Truck Drivers and Skin Damage — Years of Sun Exposure
Myths about UVA and UVB Rays
As a professional flatbed truck driver, you get a lot of sun exposure every day, and it’s mostly to the left side of your face and your left arm. Here are some common myths about sun damage.
I can’t get a sunburn in the winter.
False. UVA rays are not diminished by cooler air temperatures. In fact, if there is snow on the ground, these rays actually reflect off the snow and become more intense.
I can’t get a sunburn on a cloudy day.
False. Clouds offer little filter as well. Up to 80% of UV radiation can penetrate cloud cover.
I can’t get a sunburn under water.
False. Much like clouds, the sun’s rays are actually intensified under water.
I don’t need sunscreen under my clothing.
False. Most clothing provides very little sun protection. A standard white t-shirt offers an SPF value of about 7, at best. If the shirt is wet, its SPF value drops to about 3.
SPF 30 is twice as strong as SPF 15.
False. When it comes to SPF numbers, dismiss all logic. Your safest bet is this rule of thumb: The higher the SPF number, the smaller the difference between their respective protection values. In other words, since SPF 30 blocks 97% of UVB rays, it’s safe to go with 30 or higher.
Signs of Skin Damage
Signs of skin damage are similar to signs of normal aging, except they happen faster than they should.

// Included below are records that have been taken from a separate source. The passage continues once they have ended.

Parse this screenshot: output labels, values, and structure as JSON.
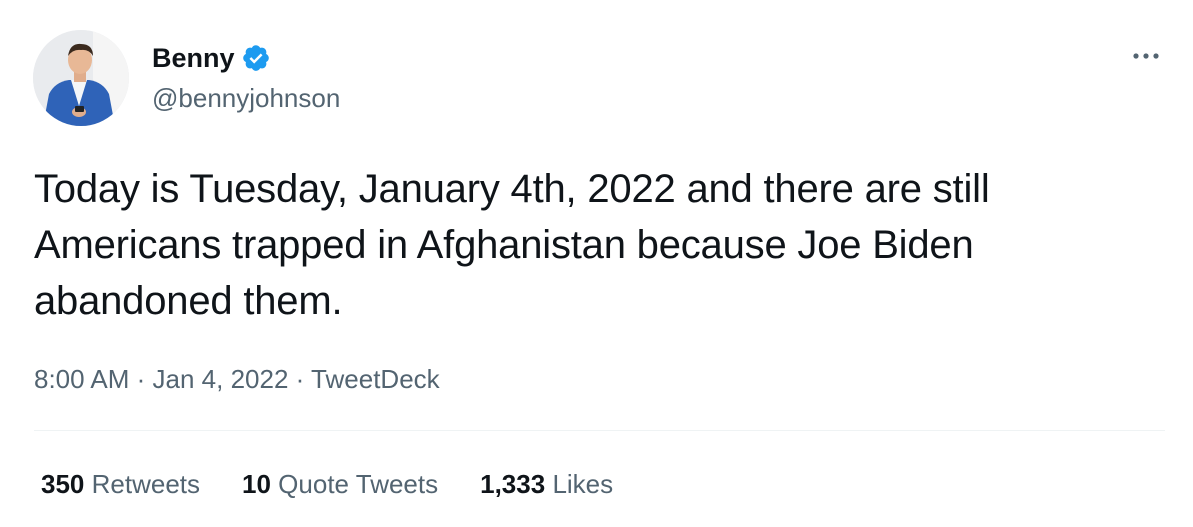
{
  "tweet": {
    "author": {
      "display_name": "Benny",
      "handle": "@bennyjohnson",
      "verified": true,
      "avatar_icon": "profile-photo"
    },
    "text": "Today is Tuesday, January 4th, 2022 and there are still Americans trapped in Afghanistan because Joe Biden abandoned them.",
    "meta": {
      "time": "8:00 AM",
      "separator": " · ",
      "date": "Jan 4, 2022",
      "source": "TweetDeck"
    },
    "stats": {
      "retweets": {
        "count": "350",
        "label": "Retweets"
      },
      "quote_tweets": {
        "count": "10",
        "label": "Quote Tweets"
      },
      "likes": {
        "count": "1,333",
        "label": "Likes"
      }
    }
  },
  "colors": {
    "verified_blue": "#1d9bf0",
    "text_primary": "#0f1419",
    "text_secondary": "#536471",
    "divider": "#eff3f4"
  }
}
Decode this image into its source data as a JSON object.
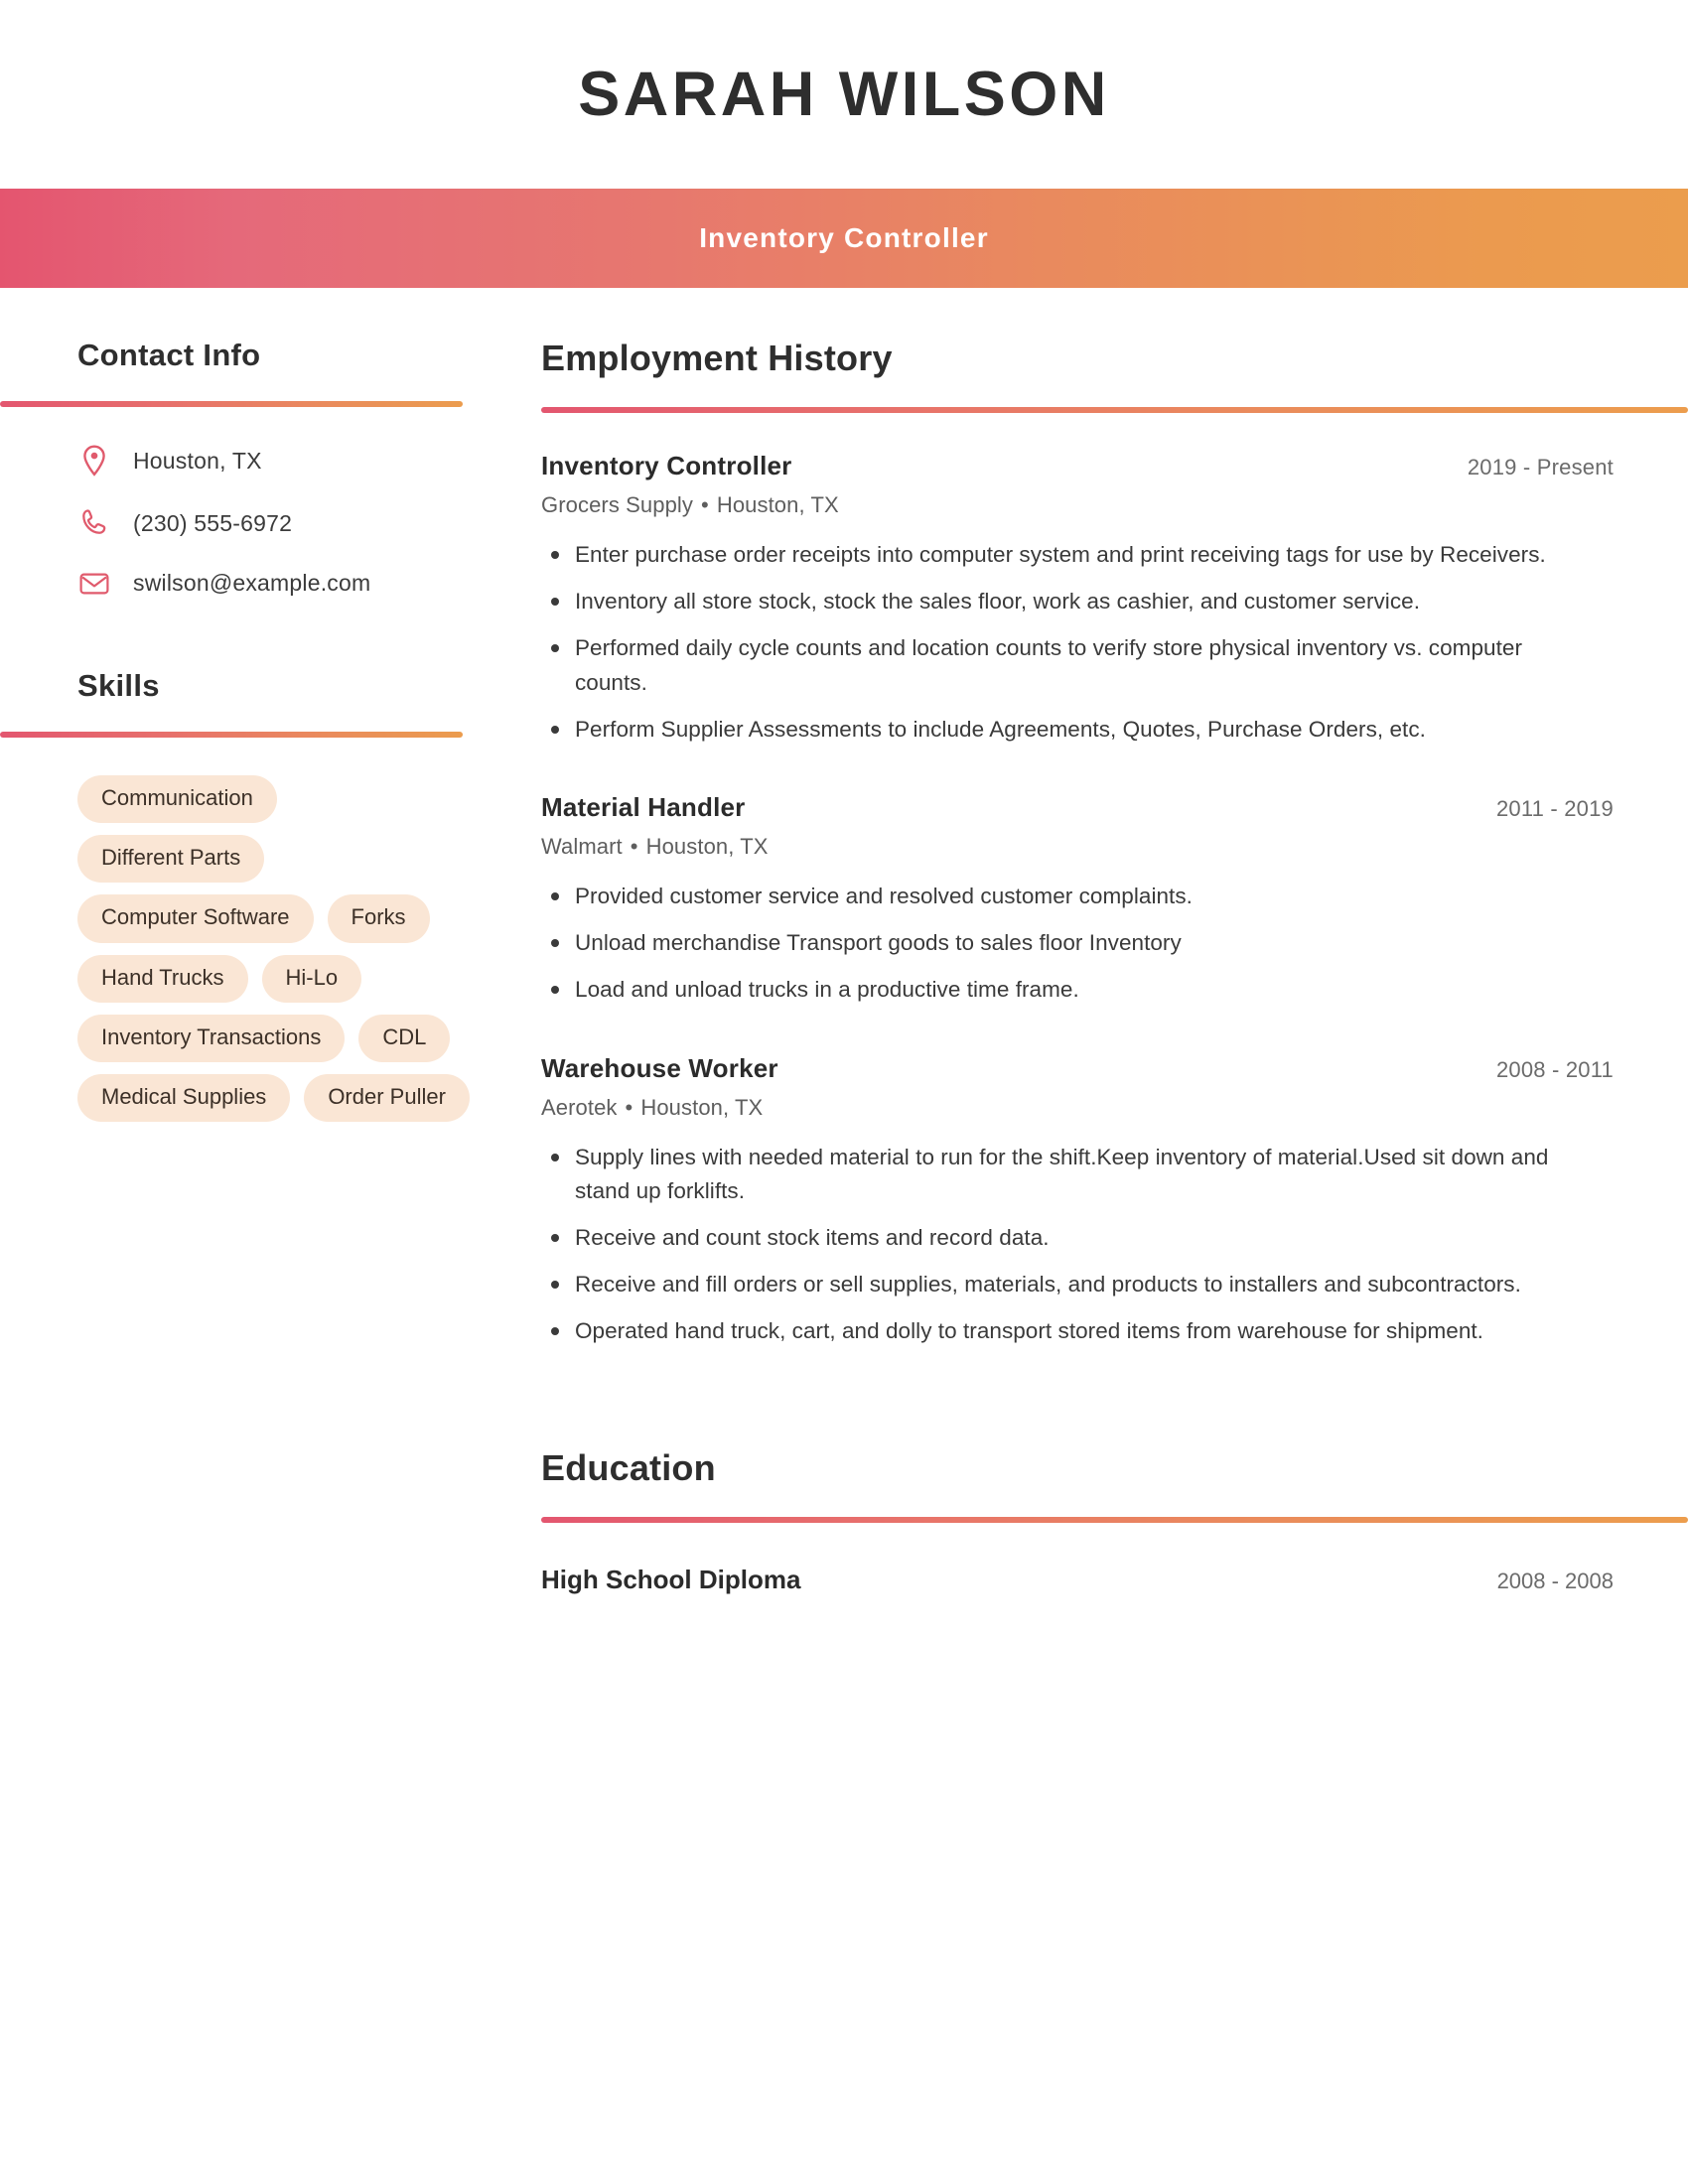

Thickening skin, facial wrinkles, a loose leathery look to the arms, fine wrinkles that disappear when stretched, blotchy complexions and sun spots are all signs of sun damage. Permanent tan lines from sunglasses, wrist watches, short sleeve shirts and wedding rings are also tell-tale signs.
This unretouched, actual photo of a 69 year old man who drove a truck for 25 years illustrates the effect of sun damage to truck drivers.
Preventing Skin Damage from Sun Exposure
Why is this image so compelling? While truck drivers might not care about wrinkles, they should care about skin cancer. The same harmful UV rays that cause wrinkles also cause skin cancer. These UV rays can penetrate glass, cloud cover, and even cheap sunglasses.
The Skin Cancer Foundation reports that one in five Americans will develop skin cancer in their life. This risk increases with those whose jobs expose them to more sun, like truck drivers, construction workers, landscapers and painters. Preventing skin damage starts with limiting exposure to the sun.
Install a UV shield.
Your window does not filter all UV rays, but there are products you can put on your windows that will.
Wear UV rated sunglasses.
Saving a few dollars on cheap sunglasses might be tempting, but your eyes are even more delicate than your skin, and protecting them should be a priority. And lastly…
Wear a 30 SPF sunscreen every day.
And reapply sunscreen when necessary. No preventative measures taken today are in vain. Sun damage is irreversible.
Truck drivers, please share below any tips you have for reducing your exposure to skin damage. We know this is a career you love and we like to see truck drivers taking a proactive approach to their health!